The Ultimate Guide to the GRE

International students preparing to take the GRE have nothing to worry about.

That’s because the GRE (Graduate Record Examinations) can be conquered with preparation. The GRE is what’s known as a standardized test. That means whether you take the test today, tomorrow, or next month, it’s designed to give you the same score. Even with different questions and any new knowledge you may gain in a short amount of time, your score should be very nearly the same each time because the GRE tests your capacity for general skills, not specific facts.

That’s why studying more math or reading more books won’t improve your score alone. The key to improving your score is taking timed practice tests then focusing on your weaknesses until you get the score you’re seeking. If you find a concept, word, or idea that confuses you, make a note of it and research it after you take the exam. In addition to these study guides and practice tests we’ve collected a few insights into the GRE, section by section, below:

Analytical Writing

This is the most intimidating section of the test for non-native English speakers. Our advice: make a plan.

Outline It — Every plan starts with a good outline. It’s simple: choose your topic, create a thesis statement, and write out three to five sentences that each build on your thesis. Each of these sentences represents a paragraph of your essay. Now you have an outline!

Prove It — If you say it (“Football is unpopular with younger students.”), prove it (“According to the coach, no student below 15 enrolled in football last year.”) Give evidence to strengthen your argument. Provide at least one piece of solid evidence for each paragraph.

Focus It — Everything you write should relate to your topic. You may be tempted to insert a story that you find interesting or an idea that shows off your insight. But if it’s not relevant to your argument, you’re better off leaving it out.

Edit It — Never submit anything that you haven’t reviewed at least once. You will always notice some very simple errors (and perhaps some major ones!) Editing, like outlining, only takes a few minutes and is always worth it.

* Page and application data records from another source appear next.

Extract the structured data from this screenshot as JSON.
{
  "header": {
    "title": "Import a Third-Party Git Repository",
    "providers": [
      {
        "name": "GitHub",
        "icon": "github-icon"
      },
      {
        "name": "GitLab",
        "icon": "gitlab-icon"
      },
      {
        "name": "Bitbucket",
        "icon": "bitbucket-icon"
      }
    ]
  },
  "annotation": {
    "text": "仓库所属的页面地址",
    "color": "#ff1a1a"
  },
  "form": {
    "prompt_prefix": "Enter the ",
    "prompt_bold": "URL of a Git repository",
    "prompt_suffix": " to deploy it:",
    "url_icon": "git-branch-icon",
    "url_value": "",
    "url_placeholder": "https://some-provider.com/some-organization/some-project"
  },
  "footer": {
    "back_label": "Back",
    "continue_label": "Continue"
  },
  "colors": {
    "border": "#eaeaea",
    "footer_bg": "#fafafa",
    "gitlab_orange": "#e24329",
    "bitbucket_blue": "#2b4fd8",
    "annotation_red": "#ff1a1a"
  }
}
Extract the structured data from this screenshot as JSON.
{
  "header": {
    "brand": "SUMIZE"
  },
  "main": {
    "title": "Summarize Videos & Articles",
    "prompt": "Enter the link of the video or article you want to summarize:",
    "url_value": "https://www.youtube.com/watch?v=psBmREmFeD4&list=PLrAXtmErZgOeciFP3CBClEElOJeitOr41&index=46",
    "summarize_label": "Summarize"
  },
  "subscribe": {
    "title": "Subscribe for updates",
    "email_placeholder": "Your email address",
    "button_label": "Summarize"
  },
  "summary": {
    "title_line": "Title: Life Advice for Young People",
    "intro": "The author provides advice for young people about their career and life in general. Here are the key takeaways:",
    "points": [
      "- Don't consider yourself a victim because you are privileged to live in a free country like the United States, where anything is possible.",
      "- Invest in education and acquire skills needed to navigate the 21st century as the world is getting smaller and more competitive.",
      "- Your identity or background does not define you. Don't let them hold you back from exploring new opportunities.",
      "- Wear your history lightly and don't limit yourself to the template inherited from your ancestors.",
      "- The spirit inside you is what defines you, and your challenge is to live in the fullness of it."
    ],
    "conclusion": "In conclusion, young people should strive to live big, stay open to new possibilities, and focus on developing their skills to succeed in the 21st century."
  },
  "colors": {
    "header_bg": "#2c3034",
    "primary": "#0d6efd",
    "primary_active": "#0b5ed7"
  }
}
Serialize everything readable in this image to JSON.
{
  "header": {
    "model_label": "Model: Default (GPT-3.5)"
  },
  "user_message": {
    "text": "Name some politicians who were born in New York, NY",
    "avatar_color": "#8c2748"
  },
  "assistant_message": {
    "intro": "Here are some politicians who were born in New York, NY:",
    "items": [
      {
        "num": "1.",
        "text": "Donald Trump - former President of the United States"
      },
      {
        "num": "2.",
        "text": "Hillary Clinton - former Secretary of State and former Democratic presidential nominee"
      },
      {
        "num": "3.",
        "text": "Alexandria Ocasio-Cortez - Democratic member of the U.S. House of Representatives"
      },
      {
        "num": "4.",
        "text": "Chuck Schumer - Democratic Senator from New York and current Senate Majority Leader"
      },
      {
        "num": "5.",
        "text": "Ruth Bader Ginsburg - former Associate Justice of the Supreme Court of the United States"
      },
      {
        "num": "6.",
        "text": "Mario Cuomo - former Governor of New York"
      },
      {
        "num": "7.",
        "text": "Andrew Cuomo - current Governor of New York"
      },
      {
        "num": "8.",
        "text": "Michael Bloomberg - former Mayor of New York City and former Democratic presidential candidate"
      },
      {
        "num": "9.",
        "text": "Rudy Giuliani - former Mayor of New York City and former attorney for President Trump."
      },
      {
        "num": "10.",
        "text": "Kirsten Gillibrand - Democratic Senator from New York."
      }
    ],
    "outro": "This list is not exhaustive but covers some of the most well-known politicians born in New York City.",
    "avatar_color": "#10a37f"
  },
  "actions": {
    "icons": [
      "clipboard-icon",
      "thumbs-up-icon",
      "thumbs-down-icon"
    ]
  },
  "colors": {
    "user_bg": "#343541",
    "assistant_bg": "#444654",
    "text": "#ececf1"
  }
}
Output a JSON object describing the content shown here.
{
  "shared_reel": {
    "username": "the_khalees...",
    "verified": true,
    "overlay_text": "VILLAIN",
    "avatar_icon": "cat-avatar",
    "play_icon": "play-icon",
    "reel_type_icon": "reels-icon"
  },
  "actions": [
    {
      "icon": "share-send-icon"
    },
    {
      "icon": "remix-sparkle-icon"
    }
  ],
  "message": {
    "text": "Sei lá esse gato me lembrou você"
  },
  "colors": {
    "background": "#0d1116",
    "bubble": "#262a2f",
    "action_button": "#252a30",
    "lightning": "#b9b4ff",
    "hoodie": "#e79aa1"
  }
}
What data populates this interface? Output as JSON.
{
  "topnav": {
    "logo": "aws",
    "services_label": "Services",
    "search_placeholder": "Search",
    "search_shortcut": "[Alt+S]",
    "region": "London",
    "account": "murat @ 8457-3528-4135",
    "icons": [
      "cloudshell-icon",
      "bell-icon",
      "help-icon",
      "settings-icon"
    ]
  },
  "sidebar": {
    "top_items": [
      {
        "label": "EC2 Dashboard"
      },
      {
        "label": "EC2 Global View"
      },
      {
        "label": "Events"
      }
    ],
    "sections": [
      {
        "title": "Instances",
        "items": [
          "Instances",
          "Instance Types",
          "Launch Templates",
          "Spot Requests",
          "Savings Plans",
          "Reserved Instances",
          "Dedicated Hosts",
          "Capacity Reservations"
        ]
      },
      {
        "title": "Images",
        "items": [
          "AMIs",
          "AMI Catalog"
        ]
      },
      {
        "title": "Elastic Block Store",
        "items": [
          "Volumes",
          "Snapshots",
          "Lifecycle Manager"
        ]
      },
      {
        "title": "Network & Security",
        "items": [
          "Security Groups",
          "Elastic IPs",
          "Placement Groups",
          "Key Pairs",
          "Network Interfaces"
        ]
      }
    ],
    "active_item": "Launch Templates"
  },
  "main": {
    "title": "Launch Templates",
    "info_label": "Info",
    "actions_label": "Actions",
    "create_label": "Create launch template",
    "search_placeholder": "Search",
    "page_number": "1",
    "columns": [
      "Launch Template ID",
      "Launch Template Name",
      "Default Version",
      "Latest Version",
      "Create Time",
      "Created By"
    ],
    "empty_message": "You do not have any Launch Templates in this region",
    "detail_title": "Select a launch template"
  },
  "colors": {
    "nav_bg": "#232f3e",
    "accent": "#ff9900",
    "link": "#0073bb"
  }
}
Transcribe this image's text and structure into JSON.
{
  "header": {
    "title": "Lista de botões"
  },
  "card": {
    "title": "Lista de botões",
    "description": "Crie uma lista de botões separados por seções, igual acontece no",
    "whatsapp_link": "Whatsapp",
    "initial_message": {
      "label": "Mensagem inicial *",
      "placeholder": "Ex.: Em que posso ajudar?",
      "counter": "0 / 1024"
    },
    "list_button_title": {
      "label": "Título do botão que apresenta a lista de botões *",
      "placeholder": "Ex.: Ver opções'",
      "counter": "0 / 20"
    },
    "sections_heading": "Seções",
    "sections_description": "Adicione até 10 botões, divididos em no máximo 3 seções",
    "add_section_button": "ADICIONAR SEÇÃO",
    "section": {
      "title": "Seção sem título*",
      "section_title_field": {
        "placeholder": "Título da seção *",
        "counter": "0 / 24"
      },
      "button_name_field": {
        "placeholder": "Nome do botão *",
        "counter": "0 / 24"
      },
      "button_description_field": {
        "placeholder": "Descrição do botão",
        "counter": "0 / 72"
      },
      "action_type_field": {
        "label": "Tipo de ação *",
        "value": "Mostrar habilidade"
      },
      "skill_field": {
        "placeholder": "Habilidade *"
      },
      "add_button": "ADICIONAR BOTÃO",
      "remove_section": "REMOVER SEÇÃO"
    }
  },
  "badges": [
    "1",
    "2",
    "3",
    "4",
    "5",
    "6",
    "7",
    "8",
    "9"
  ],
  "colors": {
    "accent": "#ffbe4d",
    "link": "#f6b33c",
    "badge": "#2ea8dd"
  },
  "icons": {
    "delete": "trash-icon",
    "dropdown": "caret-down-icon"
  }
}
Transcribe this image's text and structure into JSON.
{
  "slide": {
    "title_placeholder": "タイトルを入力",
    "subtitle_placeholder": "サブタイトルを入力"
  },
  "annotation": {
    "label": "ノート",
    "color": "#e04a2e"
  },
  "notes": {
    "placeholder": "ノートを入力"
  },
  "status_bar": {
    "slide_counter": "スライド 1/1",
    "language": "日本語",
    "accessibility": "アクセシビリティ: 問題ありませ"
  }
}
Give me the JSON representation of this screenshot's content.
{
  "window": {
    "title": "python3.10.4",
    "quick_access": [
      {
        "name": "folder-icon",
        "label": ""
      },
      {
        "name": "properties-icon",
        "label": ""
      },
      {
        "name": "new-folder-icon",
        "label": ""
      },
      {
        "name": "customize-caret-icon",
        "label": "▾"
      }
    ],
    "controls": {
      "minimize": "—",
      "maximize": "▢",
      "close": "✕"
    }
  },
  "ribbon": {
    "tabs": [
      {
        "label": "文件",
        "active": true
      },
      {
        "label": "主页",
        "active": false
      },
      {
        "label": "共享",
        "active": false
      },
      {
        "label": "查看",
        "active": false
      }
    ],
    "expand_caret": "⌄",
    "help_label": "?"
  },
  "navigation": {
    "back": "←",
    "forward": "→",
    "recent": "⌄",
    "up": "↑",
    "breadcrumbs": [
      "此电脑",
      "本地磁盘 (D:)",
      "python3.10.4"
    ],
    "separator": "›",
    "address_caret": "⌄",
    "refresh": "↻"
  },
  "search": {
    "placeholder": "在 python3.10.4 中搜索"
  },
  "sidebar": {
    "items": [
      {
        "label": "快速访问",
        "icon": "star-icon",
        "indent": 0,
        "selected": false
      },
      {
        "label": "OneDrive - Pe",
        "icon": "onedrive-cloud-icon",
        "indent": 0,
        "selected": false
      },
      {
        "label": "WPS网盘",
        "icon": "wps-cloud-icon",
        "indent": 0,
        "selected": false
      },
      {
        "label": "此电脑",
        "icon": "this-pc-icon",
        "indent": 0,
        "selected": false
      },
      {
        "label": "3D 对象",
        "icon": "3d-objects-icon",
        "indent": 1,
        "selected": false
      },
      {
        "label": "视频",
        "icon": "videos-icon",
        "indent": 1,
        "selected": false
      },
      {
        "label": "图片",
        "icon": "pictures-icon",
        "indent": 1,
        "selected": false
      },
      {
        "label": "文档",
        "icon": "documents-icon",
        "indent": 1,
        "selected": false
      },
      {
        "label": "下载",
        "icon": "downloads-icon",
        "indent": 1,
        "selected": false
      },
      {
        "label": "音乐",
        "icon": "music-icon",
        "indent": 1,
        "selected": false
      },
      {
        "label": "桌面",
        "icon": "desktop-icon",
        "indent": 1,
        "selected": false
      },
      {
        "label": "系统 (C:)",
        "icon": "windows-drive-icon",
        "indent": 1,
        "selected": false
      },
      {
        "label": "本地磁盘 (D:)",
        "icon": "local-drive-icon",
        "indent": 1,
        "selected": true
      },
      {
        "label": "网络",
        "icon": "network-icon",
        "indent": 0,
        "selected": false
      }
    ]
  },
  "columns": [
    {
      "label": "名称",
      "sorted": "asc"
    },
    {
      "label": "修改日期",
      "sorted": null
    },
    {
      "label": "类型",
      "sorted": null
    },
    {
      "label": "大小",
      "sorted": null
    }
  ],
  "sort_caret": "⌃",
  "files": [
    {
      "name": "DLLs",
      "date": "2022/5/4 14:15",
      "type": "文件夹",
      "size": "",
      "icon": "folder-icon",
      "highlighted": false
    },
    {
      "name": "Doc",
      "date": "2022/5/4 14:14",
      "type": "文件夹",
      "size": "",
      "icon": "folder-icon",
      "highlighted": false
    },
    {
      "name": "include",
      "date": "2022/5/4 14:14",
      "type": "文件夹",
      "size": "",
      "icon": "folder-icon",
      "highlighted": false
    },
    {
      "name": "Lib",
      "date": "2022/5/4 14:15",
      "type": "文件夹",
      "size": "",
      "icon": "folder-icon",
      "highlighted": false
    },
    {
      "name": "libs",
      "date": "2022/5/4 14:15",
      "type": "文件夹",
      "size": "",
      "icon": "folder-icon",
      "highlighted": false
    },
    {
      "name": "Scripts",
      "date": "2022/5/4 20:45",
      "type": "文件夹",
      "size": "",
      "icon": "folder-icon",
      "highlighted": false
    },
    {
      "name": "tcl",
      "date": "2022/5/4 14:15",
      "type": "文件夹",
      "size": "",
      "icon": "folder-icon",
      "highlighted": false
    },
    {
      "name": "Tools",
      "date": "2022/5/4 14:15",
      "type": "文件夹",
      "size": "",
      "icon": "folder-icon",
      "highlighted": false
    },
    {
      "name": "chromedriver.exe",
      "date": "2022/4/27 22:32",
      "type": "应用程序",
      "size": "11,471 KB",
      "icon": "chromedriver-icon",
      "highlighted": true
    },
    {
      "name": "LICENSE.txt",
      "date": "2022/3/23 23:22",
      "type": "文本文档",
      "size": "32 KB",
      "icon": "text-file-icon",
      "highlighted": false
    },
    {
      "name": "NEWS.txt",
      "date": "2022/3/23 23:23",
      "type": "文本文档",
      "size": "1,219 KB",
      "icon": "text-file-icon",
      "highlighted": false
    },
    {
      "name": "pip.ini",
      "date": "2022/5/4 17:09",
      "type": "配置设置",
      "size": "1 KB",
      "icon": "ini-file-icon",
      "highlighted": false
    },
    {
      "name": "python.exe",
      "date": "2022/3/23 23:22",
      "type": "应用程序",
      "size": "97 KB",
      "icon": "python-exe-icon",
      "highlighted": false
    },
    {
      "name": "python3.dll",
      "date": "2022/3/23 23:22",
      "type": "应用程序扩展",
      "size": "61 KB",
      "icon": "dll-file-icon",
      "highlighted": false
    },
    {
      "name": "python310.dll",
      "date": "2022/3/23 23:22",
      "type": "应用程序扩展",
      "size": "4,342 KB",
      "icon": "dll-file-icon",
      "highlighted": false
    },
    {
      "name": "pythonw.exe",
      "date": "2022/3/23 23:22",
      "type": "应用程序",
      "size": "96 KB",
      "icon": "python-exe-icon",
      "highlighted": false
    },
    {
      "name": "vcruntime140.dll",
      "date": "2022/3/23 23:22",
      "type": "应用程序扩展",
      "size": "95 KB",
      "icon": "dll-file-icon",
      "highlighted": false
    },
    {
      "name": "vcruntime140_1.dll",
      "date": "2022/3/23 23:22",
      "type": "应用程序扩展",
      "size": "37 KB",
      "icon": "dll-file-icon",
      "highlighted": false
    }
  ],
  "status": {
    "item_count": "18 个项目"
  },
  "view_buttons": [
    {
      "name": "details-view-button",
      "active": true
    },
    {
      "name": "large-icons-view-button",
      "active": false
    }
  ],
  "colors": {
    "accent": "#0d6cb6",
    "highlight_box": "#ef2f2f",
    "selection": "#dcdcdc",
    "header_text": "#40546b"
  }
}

Verbal Reasoning

Create a strategy for the verbal and reading comprehension sections: eliminate obviously wrong answers for challenging questions to improve your odds. Don’t spend too much time on a single question—skip it in favor of easier ones and return to the ones you skipped when you have time. In general, the best way to improve your verbal score is the two Rs:

Read Everything — Read as much as you can. Read what’s known as primary sources — well-known works of Western literature, philosophy, and history. The more you can read the better. Need a place to start? Try Plato and Herman Melville.

Research the Unknown — Anything you come across in your reading that is unclear should be researched either in a dictionary or a verified text. Access to a proper encyclopedia (not Wikipedia!) is helpful. World Book encyclopedia is only $30 for students.

Quantitative Reasoning (Math)

Your math score may be the easiest to improve on a test like the GRE. You will never encounter anything as challenging as calculus or even trigonometry on the GRE; these subjects can be ignored completely. The GRE emphasizes four basic categories: arithmetic, geometry, algebra, and data analysis. Here’s our advice:

Review the Basics — Revisit fundamental math concepts like geometry and algebra (and their formulas). The ETS offers a review guide that will give you a solid foundation in the skills you’ll need for this test.

Strengthen Your Weakness — Take one practice test then break down your strengths and weaknesses by category. If most of the questions you miss are in the geometry category, focus on that. Remember, standardized tests are designed to be consistent. If you’re strong in other categories now, you’ll be strong in them on test day as well.

Test Strategically — All right answers have the same value so don’t waste too much time on challenging questions. Move your way through the easiest questions quickly but carefully, mark tough questions for review, and eliminate obvious wrong answers to improve your odds. It’s always worth guessing.

Good luck on test day! And don’t forget: you can always take the GRE again if you’re not happy with your results.